The entire thrusting time for study is about 58.2 days as shown in Figure 11, with deployment to the operational orbit achieved after the first 11 days. The propulsion system uses 128.3 grams of propellant, respecting the mass limitation imposed in the mission configuration. Once all maneuvers are calculated, you can click on “Go to Mission Overview” to see a summary of the maneuvers and propulsive requirements. GO™ automatically optimizes and builds a configuration of ATHENA™ that is optimal for the given mission, thus solving the “inverse propulsion problem”. These results are good to go for a theoretical preliminary design phase such as Phase 0/A. In the “Mission Overview” view you may also find the final characteristics of the thruster in terms of power, masses and volume and even export the thruster as a “.step” file to be added to your satellite CAD. Figure 12 shows the mission characteristics aggregated in a visual representation and in table format. You can also download all the data presented in GO™ as a “.pdf” for your records or to share it with your peers.

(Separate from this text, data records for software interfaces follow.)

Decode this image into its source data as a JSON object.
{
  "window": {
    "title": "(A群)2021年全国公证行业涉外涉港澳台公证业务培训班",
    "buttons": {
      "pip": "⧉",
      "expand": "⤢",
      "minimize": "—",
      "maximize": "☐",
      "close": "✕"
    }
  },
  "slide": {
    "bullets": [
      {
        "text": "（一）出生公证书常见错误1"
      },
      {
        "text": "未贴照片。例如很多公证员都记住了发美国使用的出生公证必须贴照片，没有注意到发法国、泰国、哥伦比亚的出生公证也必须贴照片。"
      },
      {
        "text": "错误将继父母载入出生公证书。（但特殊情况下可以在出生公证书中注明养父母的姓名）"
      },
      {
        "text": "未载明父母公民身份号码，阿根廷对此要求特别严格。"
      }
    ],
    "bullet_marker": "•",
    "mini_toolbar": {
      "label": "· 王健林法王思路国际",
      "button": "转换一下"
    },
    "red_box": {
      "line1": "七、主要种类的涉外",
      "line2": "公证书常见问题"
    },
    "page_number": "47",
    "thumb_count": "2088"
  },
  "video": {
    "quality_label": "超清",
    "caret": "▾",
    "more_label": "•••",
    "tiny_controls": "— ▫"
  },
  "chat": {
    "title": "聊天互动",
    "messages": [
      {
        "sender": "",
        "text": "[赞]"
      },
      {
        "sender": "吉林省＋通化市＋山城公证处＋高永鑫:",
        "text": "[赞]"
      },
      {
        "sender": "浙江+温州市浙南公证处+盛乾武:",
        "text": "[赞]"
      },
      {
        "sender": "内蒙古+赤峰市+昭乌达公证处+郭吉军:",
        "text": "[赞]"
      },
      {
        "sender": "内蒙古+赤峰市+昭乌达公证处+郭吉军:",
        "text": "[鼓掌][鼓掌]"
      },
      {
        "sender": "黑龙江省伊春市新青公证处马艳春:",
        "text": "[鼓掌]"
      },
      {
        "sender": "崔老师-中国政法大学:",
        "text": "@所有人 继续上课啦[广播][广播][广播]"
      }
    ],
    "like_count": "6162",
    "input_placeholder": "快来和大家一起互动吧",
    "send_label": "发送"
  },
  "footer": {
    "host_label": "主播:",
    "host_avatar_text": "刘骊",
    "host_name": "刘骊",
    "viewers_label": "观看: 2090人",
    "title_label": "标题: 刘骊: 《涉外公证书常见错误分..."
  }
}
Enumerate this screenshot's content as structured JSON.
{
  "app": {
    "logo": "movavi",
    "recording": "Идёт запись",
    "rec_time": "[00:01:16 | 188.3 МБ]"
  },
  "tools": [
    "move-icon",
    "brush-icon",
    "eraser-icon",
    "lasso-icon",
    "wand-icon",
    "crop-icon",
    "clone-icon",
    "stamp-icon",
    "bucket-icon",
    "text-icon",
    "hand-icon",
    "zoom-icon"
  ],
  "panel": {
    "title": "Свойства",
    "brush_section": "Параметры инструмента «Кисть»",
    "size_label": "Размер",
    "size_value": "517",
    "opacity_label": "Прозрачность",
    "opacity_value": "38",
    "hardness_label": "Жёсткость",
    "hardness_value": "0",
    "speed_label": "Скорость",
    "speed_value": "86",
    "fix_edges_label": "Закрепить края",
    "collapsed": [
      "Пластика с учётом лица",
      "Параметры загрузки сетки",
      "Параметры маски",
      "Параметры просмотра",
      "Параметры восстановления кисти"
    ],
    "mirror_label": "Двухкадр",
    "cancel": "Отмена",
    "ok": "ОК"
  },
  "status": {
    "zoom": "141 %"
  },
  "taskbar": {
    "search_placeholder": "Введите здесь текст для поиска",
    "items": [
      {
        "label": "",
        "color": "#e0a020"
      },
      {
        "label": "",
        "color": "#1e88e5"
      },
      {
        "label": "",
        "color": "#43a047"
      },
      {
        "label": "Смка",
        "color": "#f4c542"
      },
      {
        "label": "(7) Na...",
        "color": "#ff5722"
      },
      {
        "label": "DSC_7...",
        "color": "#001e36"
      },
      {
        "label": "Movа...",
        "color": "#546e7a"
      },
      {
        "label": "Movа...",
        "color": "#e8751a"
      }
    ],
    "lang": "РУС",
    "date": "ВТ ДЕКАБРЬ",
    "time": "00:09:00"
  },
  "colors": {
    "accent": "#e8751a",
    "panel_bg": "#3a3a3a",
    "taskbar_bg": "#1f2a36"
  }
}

On-board propulsion gives space companies the freedom of selecting different launchers, maneuvering in space, deploying constellations, and safely deorbiting their satellites. In Flock 2p, adding an ATHENA™ thruster would allow for reducing the deployment time of the entire constellation from about 300 days to just 12 days (including altitude reduction), ensuring correct operational capabilities, in terms of coverage, since the start of the mission. Furthermore, the resolution provided by the Earth Observation constellation may be improved, together with faster revisit rates, while still performing station keeping for at least 3.5 years, considerably extending the lifetime of the mission. The operational and performance gains obtained by adding a propulsion system are thus clear and offset the potential cost of adding a custom propulsion system to the satellite. In addition, Figure 12 presents the final configuration of ATHENA™ thruster with 6 thruster heads, the wet mass is less than 16% of the platform mass and the volume fits in less than 0.4U; such small volumes are critical to potentially fit the propulsion system on the already full Dove platform. Furthermore, IENAI SPACE can offer additional customization capabilities for the ATHENA™ thrusters, tuning the form factor in a way that would be more agreeable with the existing subsystems in the spacecraft, without requiring extensive re-engineering.